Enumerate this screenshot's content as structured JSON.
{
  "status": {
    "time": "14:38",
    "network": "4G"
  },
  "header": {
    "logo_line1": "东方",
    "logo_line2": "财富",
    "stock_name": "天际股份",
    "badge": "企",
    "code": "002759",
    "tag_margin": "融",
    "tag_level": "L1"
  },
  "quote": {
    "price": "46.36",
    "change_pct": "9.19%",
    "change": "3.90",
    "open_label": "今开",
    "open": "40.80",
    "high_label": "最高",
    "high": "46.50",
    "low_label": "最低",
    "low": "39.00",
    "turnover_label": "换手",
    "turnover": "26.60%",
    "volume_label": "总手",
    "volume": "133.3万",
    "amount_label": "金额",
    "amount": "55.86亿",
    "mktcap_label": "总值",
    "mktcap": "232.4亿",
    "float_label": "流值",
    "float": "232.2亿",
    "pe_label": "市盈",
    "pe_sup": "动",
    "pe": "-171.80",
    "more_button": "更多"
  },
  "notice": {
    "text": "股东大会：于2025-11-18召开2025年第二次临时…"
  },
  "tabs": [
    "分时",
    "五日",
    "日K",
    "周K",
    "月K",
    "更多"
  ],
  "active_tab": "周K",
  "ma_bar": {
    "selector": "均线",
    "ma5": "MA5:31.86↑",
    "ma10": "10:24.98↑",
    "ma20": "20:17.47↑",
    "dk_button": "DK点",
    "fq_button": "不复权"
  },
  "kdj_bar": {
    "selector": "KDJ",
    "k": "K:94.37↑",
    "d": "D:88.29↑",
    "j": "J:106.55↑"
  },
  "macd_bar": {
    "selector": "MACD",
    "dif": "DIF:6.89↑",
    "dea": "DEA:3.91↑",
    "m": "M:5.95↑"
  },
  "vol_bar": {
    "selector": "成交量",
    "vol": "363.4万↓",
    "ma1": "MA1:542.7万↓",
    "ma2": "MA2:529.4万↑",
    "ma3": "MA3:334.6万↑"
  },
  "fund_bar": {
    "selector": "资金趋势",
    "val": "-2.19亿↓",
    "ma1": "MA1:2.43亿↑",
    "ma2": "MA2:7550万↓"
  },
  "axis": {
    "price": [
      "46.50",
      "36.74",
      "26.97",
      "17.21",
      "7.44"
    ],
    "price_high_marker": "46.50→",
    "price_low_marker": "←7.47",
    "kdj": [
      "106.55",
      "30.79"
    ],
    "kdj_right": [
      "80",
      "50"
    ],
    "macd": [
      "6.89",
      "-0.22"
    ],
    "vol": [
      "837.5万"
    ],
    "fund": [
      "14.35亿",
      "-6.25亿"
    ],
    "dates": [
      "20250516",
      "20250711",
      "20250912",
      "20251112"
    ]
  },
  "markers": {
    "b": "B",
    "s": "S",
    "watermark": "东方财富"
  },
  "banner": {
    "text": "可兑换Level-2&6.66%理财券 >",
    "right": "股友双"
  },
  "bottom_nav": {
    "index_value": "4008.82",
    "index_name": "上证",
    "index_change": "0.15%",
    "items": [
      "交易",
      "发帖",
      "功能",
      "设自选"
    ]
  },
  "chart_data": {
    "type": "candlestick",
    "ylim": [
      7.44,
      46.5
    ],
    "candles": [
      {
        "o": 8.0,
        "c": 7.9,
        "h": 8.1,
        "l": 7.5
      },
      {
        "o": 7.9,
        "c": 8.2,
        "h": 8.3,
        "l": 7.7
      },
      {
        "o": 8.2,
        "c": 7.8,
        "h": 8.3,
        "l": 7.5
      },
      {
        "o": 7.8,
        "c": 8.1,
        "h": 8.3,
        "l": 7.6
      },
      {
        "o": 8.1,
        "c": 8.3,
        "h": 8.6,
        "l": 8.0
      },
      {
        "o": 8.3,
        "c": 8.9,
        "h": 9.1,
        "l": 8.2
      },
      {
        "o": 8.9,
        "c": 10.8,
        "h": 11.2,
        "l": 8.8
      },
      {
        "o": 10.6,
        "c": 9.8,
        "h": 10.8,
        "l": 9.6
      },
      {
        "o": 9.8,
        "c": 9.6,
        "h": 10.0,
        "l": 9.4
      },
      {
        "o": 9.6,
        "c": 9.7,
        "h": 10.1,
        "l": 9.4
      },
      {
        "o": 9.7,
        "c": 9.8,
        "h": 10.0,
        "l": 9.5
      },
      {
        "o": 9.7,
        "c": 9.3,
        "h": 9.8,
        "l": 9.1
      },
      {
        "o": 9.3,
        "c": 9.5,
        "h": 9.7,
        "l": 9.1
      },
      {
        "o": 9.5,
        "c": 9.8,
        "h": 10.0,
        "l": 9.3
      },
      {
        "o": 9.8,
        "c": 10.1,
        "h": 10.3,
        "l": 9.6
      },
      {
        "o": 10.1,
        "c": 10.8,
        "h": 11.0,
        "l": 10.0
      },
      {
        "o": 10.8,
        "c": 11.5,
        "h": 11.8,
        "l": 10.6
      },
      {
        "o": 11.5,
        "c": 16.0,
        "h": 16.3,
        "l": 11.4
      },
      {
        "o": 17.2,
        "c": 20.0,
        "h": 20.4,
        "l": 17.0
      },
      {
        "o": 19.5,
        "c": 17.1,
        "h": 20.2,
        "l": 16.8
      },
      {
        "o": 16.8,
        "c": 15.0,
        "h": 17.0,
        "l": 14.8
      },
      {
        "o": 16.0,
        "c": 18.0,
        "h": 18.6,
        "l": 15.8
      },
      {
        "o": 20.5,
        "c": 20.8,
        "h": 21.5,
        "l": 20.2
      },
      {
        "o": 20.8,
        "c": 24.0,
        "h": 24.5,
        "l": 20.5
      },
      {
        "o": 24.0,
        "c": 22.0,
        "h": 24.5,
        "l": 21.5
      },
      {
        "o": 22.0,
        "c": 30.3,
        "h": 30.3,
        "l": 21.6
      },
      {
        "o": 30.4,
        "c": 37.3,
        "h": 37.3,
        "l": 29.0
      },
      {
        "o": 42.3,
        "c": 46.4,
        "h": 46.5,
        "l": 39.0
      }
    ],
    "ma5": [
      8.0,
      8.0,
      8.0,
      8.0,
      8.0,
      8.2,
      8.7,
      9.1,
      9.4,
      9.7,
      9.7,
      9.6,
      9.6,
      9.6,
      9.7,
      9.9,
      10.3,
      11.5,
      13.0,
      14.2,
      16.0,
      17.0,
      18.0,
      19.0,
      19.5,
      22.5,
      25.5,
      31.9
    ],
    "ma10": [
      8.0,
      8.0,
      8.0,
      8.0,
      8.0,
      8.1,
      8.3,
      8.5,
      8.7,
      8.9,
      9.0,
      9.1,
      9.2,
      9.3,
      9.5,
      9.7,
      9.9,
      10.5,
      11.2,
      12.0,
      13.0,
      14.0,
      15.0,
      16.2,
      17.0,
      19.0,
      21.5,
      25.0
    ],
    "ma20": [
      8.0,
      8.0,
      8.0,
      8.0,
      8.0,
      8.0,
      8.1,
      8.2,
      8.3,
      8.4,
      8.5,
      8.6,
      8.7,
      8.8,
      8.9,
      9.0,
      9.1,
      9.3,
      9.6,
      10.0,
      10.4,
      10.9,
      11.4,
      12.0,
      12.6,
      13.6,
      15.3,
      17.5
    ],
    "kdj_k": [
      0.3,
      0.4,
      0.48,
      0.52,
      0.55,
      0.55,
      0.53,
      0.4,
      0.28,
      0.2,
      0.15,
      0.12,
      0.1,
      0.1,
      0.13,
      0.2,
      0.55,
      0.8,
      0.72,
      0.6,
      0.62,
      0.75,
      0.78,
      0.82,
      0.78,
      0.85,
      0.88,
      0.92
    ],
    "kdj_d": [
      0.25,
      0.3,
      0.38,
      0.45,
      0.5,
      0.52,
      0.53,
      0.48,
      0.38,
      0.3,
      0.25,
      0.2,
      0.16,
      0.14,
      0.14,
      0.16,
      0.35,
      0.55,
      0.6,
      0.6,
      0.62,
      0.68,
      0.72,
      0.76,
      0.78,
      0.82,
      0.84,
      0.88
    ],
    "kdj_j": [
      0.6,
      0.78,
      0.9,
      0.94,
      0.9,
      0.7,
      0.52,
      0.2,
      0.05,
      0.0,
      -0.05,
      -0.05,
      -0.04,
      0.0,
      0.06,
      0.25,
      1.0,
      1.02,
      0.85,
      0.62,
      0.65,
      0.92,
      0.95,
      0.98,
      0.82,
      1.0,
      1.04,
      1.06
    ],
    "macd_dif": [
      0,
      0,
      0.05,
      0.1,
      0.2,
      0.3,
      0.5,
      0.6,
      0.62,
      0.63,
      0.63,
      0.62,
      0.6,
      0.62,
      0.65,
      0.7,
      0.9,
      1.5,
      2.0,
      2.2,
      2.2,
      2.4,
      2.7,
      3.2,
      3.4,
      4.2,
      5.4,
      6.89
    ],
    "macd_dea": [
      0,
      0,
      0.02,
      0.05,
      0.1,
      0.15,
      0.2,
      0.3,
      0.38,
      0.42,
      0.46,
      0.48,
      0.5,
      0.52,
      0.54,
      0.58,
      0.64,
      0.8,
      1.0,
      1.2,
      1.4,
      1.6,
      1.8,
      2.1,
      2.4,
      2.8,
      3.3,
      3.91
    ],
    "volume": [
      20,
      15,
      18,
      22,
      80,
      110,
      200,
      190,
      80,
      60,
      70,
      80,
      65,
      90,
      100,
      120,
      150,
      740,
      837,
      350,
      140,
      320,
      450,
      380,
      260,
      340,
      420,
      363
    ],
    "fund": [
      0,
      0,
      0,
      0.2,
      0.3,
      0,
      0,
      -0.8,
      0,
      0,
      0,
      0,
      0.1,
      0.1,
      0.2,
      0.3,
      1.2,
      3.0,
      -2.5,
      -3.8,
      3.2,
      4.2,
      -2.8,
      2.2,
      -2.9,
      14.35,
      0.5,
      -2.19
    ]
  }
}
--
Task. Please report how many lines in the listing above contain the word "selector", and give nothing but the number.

Exercise output. 5